YOUR GOAL
Find the word "食品生产许可变更" in the listing. Copy out each line where it occurs.

--- DATA PROVIDED ---

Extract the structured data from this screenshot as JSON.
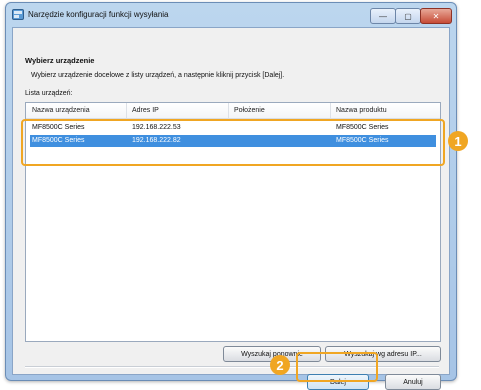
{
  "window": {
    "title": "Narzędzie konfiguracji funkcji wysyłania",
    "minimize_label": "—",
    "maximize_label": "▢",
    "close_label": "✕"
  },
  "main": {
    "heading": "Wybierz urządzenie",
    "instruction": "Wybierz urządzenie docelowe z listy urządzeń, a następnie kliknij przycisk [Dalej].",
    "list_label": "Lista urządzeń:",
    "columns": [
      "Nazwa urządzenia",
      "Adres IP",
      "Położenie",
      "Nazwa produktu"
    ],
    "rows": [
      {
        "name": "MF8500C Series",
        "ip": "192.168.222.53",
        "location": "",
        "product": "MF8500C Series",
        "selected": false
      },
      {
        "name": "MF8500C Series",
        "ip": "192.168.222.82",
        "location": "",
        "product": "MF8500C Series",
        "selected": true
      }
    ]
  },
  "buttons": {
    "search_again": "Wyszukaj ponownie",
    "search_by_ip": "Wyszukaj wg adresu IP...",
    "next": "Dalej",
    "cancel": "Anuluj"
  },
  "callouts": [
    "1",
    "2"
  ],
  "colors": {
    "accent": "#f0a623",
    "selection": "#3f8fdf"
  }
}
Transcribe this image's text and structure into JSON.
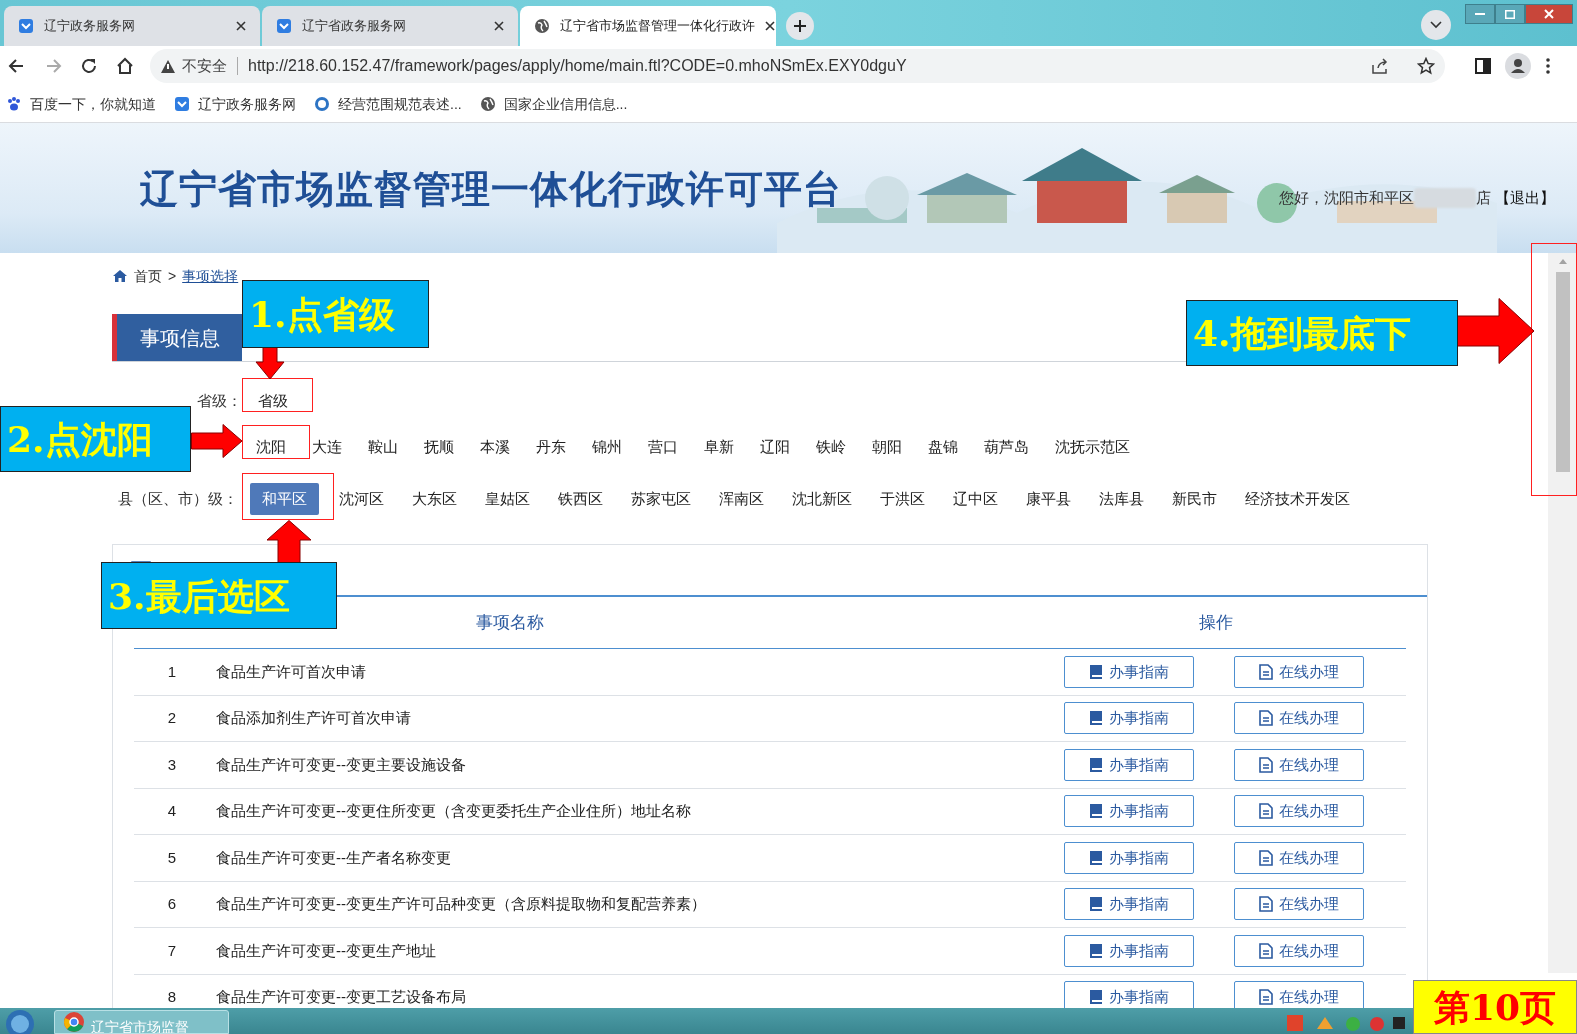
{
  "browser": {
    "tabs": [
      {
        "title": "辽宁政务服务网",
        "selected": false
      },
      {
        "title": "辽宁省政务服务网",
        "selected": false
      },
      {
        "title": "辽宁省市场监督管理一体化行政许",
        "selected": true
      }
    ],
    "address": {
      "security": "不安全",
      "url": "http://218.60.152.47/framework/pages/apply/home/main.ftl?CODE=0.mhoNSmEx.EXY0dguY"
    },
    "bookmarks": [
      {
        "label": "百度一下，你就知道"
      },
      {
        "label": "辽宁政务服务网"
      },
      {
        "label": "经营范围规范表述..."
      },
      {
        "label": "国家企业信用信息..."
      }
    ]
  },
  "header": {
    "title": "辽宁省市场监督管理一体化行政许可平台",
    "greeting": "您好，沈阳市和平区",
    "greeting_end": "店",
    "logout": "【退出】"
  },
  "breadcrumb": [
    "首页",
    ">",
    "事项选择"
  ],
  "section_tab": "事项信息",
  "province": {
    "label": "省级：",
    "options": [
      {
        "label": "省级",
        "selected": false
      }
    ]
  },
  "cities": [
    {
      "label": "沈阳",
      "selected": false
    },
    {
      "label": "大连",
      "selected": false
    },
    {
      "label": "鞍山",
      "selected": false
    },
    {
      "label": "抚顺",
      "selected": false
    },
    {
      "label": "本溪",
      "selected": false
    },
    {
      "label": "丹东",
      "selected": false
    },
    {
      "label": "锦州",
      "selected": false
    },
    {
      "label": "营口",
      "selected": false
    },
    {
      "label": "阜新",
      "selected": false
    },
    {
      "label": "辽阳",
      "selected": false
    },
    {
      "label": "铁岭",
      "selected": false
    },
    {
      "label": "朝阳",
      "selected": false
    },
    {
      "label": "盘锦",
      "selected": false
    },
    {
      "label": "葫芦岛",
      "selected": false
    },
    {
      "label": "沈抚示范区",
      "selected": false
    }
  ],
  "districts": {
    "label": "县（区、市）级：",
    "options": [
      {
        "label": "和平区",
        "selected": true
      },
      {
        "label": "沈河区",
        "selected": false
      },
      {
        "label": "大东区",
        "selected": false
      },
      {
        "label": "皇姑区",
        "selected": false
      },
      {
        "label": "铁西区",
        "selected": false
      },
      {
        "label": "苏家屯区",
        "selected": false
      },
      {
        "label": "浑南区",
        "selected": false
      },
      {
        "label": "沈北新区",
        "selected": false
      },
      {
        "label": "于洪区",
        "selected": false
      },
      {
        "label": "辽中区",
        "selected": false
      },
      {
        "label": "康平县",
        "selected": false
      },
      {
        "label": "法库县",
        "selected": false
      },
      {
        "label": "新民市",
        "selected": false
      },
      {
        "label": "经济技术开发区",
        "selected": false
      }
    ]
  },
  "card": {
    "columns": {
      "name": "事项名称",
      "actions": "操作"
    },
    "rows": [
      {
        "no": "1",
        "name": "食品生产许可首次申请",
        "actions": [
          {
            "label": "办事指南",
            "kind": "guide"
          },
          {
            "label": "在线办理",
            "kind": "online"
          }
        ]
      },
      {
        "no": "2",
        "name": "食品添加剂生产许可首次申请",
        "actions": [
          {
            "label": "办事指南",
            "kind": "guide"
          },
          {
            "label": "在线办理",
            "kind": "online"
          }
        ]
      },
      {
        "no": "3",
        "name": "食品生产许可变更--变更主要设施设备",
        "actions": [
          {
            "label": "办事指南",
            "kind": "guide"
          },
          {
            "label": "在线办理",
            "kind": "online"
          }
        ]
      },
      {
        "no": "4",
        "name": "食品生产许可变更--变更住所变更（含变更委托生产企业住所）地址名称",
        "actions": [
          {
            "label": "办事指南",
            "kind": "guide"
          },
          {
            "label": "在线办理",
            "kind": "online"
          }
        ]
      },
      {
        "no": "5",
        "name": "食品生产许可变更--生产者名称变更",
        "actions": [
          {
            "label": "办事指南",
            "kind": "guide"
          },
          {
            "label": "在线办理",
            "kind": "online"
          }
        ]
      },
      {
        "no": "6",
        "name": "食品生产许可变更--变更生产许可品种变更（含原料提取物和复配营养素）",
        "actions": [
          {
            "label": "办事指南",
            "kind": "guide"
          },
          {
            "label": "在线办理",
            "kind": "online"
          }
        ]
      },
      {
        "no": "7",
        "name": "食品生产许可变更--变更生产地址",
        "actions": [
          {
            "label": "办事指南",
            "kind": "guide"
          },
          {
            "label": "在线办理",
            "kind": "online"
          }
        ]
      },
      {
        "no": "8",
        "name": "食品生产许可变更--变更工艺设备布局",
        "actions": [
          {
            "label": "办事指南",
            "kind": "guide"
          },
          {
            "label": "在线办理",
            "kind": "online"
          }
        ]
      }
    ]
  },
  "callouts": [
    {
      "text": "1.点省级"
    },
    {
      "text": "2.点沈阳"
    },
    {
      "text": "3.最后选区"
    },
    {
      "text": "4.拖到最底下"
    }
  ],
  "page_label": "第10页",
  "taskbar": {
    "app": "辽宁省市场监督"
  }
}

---

RESPONSE TO THIS TASK
        "name": "食品生产许可变更--变更主要设施设备",
        "name": "食品生产许可变更--变更住所变更（含变更委托生产企业住所）地址名称",
        "name": "食品生产许可变更--生产者名称变更",
        "name": "食品生产许可变更--变更生产许可品种变更（含原料提取物和复配营养素）",
        "name": "食品生产许可变更--变更生产地址",
        "name": "食品生产许可变更--变更工艺设备布局",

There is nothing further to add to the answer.